Pat King, one of the leaders of the “Freedom Convoy” demonstration in Ottawa, was refused bail.
In his decision, Justice of the Peace Andrew Seymour said the evidence of King’s participation and leadership role in the protest was “overwhelming”, calling his alleged offenses “an attack on the rule of law”.
King, 44, was one of the most visible leaders of the three-week occupation. He faces charges of mischief, counseling to commit mischief, counseling to commit the offense of disobeying a court order and counseling to obstruct police.
He was arrested last Friday in Ottawa, which he captured on a Facebook live stream, and has been in custody ever since.
Seymour said he believed there was a strong likelihood that King would commit offenses similar to those he is charged with if released.
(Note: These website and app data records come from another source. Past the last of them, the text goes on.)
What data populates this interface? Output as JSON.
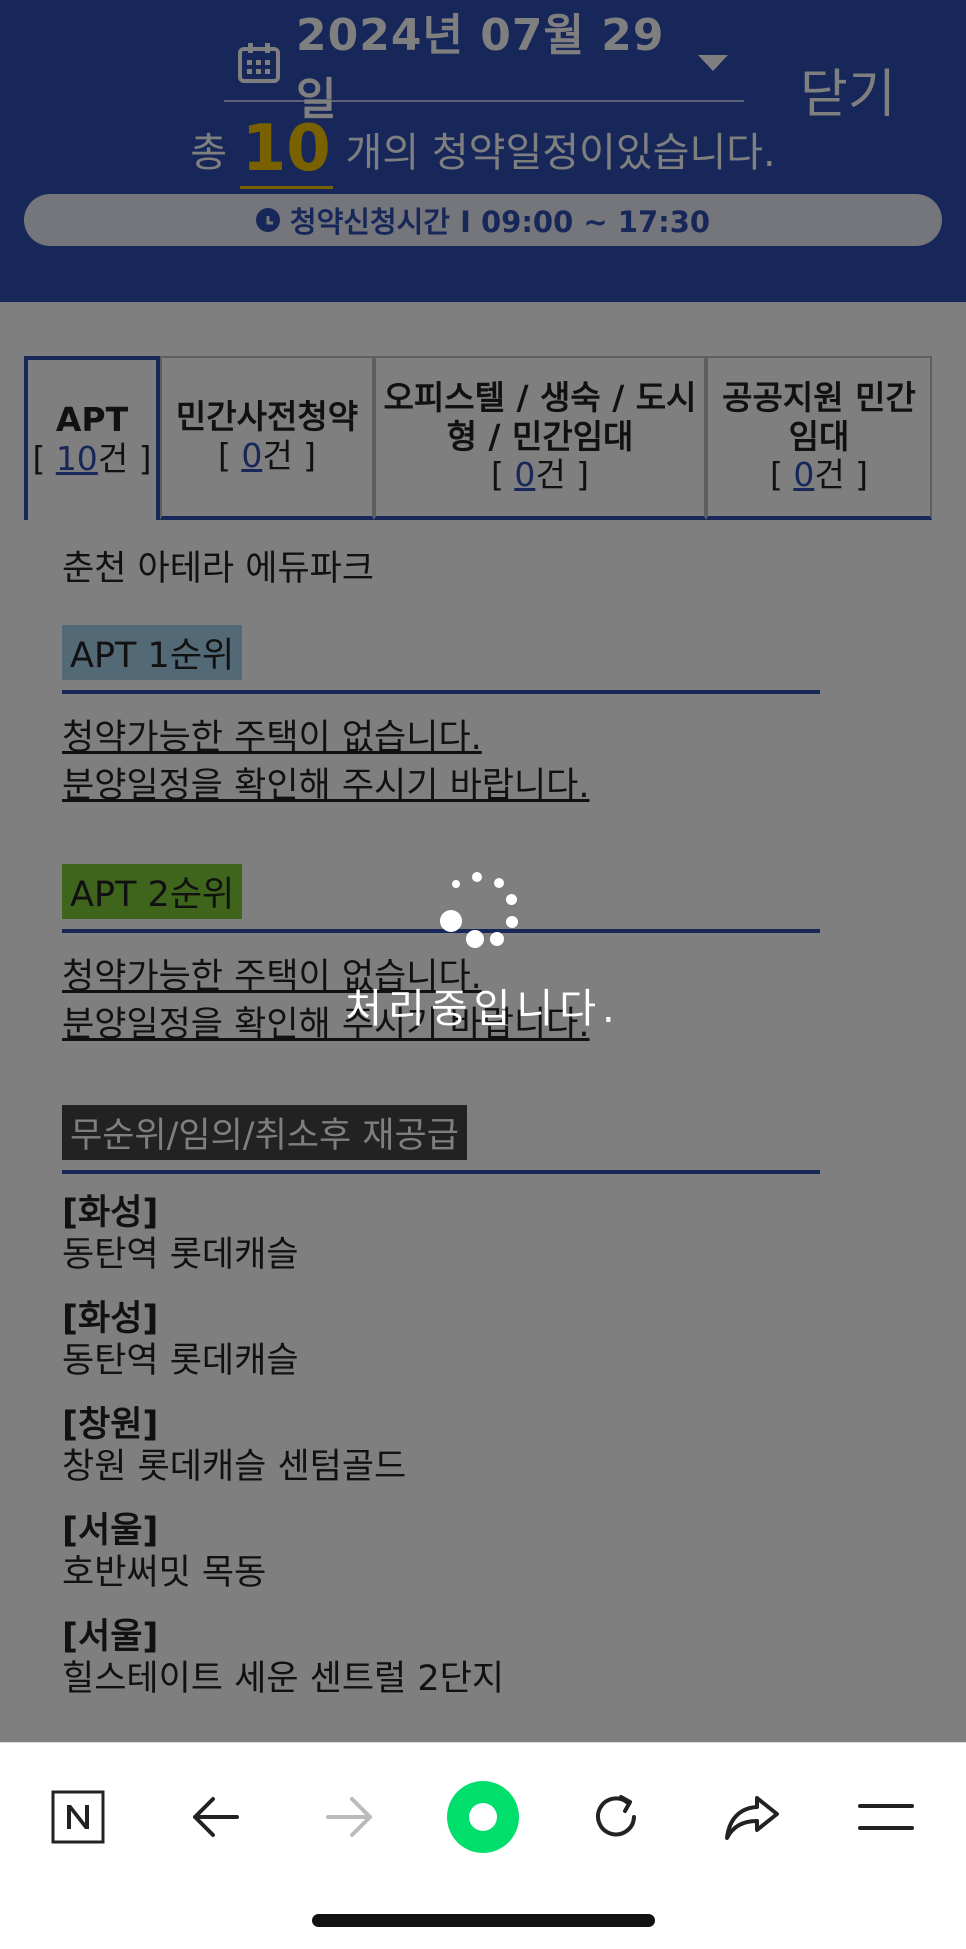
{
  "header": {
    "date": "2024년 07월 29일",
    "close_label": "닫기",
    "summary_prefix": "총",
    "summary_count": "10",
    "summary_suffix": "개의 청약일정이있습니다.",
    "hours": "청약신청시간 I 09:00 ~ 17:30"
  },
  "tabs": [
    {
      "title": "APT",
      "count": "10",
      "active": true
    },
    {
      "title": "민간사전청약",
      "count": "0",
      "active": false
    },
    {
      "title": "오피스텔 / 생숙 / 도시형 / 민간임대",
      "count": "0",
      "active": false
    },
    {
      "title": "공공지원 민간임대",
      "count": "0",
      "active": false
    }
  ],
  "tab_count_open": "[",
  "tab_count_unit": "건 ]",
  "content": {
    "site_name": "춘천 아테라 에듀파크",
    "rank1_label": "APT 1순위",
    "rank1_notice_1": "청약가능한 주택이 없습니다.",
    "rank1_notice_2": "분양일정을 확인해 주시기 바랍니다.",
    "rank2_label": "APT 2순위",
    "rank2_notice_1": "청약가능한 주택이 없습니다.",
    "rank2_notice_2": "분양일정을 확인해 주시기 바랍니다.",
    "rank3_label": "무순위/임의/취소후 재공급",
    "entries": [
      {
        "region": "[화성]",
        "name": "동탄역 롯데캐슬"
      },
      {
        "region": "[화성]",
        "name": "동탄역 롯데캐슬"
      },
      {
        "region": "[창원]",
        "name": "창원 롯데캐슬 센텀골드"
      },
      {
        "region": "[서울]",
        "name": "호반써밋 목동"
      },
      {
        "region": "[서울]",
        "name": "힐스테이트 세운 센트럴 2단지"
      }
    ]
  },
  "overlay": {
    "loading_text": "처리중입니다."
  },
  "toolbar": {
    "icons": [
      "naver-n-icon",
      "back-arrow-icon",
      "forward-arrow-icon",
      "green-home-icon",
      "reload-icon",
      "share-icon",
      "menu-icon"
    ]
  },
  "colors": {
    "brand_blue": "#2f4eb4",
    "highlight_yellow": "#f2c200",
    "rank1_bg": "#a6d3ec",
    "rank2_bg": "#7fcb3b",
    "rank3_bg": "#444444",
    "green_button": "#00de6c"
  }
}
Seymour called the evidence of King’s leadership and participation in the convoy “overwhelming”, citing his social media videos before and during the occupation.
“This evidence paints a picture of an individual who clearly intends to continue his protests and who is indifferent to the consequences,” he said.
He also questioned the credibility of King’s proposed bond, Kerry Komix, who met King four weeks ago when he was accompanying him to Ottawa for the protest. Komix pledged $50,000 to secure King’s bail, saying he would live in a spare bedroom in his Alberta home and wear an electronic tracking bracelet.
But Seymour noted that King did not accept any financial risk if he violated his terms.
In a thorough 15-page decision, Seymour also laid out the impact of the convoy protests on downtown residents, saying they had caused “significant distress” and calling the occupation of downtown Ottawa of “unprecedented in the history of Canada”.
“The impact of what can only be described as an occupation has been significant and widespread,” he said. “It has shaken the confidence of Ottawans and Canadians in institutions such as government and the police to protect them. The alleged violations are extremely serious.
“In short, this is a damning case.”
King is due back in court on March 18. He was also banned from communicating with other convoy organizers, including Chris Barber and Tamara Lich.
Lich was denied bail on Tuesday by a judge in an Ontario court. She remains in custody.
Earlier on Friday, the Crown requested a reopening of the bail hearing to present new evidence regarding King’s alleged purchase of a handgun while out on bail for a previous charge in 2016 .
However, Seymour denied that request, saying the potential unfairness and delay that would result from reopening the hearing outweighed the potential value of the material.
You can read Justice of the Peace Seymour’s full decision below.